Earlier, Pakistan experienced a prolonged heatwave which likely accelerated glacial melt and increased river flows. The Himalaya-Hindu Kush is the largest repository of glacial ice outside the polar regions.
The floods struck prior to the harvesting stage of key crops, including cotton, rice, and sugar cane. In Sindh, flood waters inundated over 2.5 million hectares of farms, resulting in losses estimated at $1.3 billion. Pakistan now faces an unprecedented food security crisis.
The poor and the already marginalized — whose livelihoods depend on agriculture, forestry, and fishing – were disproportionately impacted by the floods. It is necessary to ask: What does the world owe Pakistan as these super floods expose numerous gaps such as food insecurity, inflation, and water-borne illness?
While the contribution of Himalayan countries to global greenhouse gas emissions is miniscule, they bear the worst effects of climate change. Pakistan and Nepal rank in the top ten most vulnerable countries in the Global Climate Risk Index.

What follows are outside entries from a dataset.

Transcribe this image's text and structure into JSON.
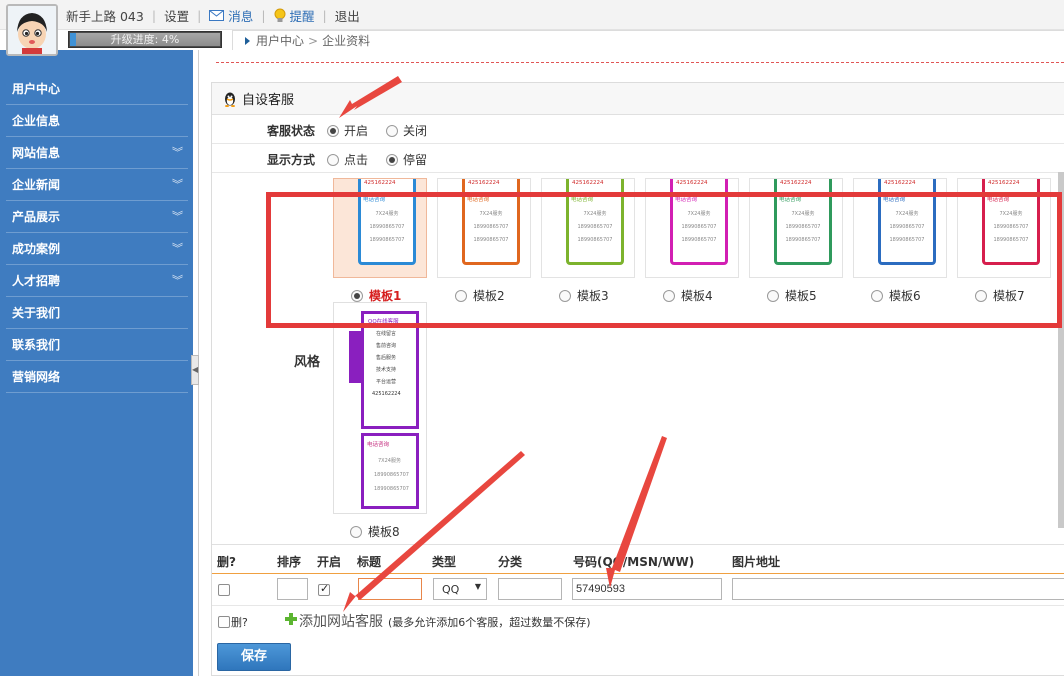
{
  "topbar": {
    "username": "新手上路 043",
    "settings": "设置",
    "messages": "消息",
    "reminders": "提醒",
    "logout": "退出"
  },
  "progress": {
    "label": "升级进度: 4%",
    "value": 0.04
  },
  "breadcrumb": {
    "home": "用户中心",
    "current": "企业资料"
  },
  "sidebar": {
    "items": [
      {
        "label": "用户中心",
        "expandable": false
      },
      {
        "label": "企业信息",
        "expandable": false
      },
      {
        "label": "网站信息",
        "expandable": true
      },
      {
        "label": "企业新闻",
        "expandable": true
      },
      {
        "label": "产品展示",
        "expandable": true
      },
      {
        "label": "成功案例",
        "expandable": true
      },
      {
        "label": "人才招聘",
        "expandable": true
      },
      {
        "label": "关于我们",
        "expandable": false
      },
      {
        "label": "联系我们",
        "expandable": false
      },
      {
        "label": "营销网络",
        "expandable": false
      }
    ]
  },
  "panel": {
    "title": "自设客服"
  },
  "status_row": {
    "label": "客服状态",
    "on": "开启",
    "off": "关闭",
    "selected": "on"
  },
  "display_row": {
    "label": "显示方式",
    "click": "点击",
    "stay": "停留",
    "selected": "stay"
  },
  "style": {
    "label": "风格",
    "templates": [
      {
        "label": "模板1",
        "color": "#2b8ad6",
        "selected": true
      },
      {
        "label": "模板2",
        "color": "#e0671f"
      },
      {
        "label": "模板3",
        "color": "#7cb32d"
      },
      {
        "label": "模板4",
        "color": "#d21fb3"
      },
      {
        "label": "模板5",
        "color": "#2f9a5c"
      },
      {
        "label": "模板6",
        "color": "#2b6cc0"
      },
      {
        "label": "模板7",
        "color": "#d61f4d"
      }
    ],
    "card_top": "425162224",
    "card_head": "电话咨询",
    "card_service": "7X24服务",
    "card_phone": "18990865707",
    "template8": {
      "label": "模板8",
      "title": "QQ在线客服",
      "tab": "在线客服",
      "items": [
        "在线留言",
        "售前咨询",
        "售后服务",
        "技术支持",
        "平台运营"
      ]
    }
  },
  "table": {
    "headers": {
      "del": "删?",
      "order": "排序",
      "enabled": "开启",
      "title": "标题",
      "type": "类型",
      "category": "分类",
      "number": "号码(QQ/MSN/WW)",
      "image": "图片地址"
    },
    "row": {
      "order": "",
      "enabled": true,
      "title": "",
      "type": "QQ",
      "category": "",
      "number": "57490593",
      "image": ""
    },
    "add_del": "删?",
    "add_link": "添加网站客服",
    "add_note": "(最多允许添加6个客服，超过数量不保存)"
  },
  "save_label": "保存",
  "colors": {
    "sidebar": "#3f7cc0",
    "annotation": "#e33a3a",
    "accent": "#2f76bc"
  }
}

Pakistan’s flood is therefore another wake-up call to meet global government commitments to climate justice funds. This is likely to be a significant point of discussion at the upcoming COP27 in November in Egypt.
Pakistan’s emergency was so serious that UN Secretary-General António Guterres visited the flood-hit areas this week. “Pakistan needs urgent financial support. This is not a question of solidarity or generosity. It is a question of justice.”
Although the Pakistan government initially said one-third of the country was underwater, independent analysts scaled it down to 10%. Whatever the extent, Pakistan’s leading climate scientist, Ali Tauqeer Sheikh, points to a range of human-induced factors.
“We cannot place our finger on just climate change as the main reason for an increase in devastation from floods,” Sheikh told The Third Pole. “Climate change is a threat multiplier, but most of the losses are often actually due to poor governance and a weak economy.”
Scientists also say last year’s floods across Central Nepal were triggered by 300mm of rain that fell overnight. The downpour also brought down moraines loosened by melting permafrost in the mountains upstream. The $700 million Melamchi project, a dozen hydropower plants, bridges, and roads were damaged by the debris flows.
It is convenient for governments to put all the blame on climate change for water-induced disasters. But the human and economic toll of floods is magnified by drainage obstruction, poorly planned infrastructure, and river extraction.
Future flood risk in Pakistan, Nepal, and India can be reduced if there is better preparedness and proper planning before next year’s monsoon. Otherwise what happened in Pakistan is sure to repeat itself many times in the Himalayas as the impact of the climate emergency starts being felt even more acutely.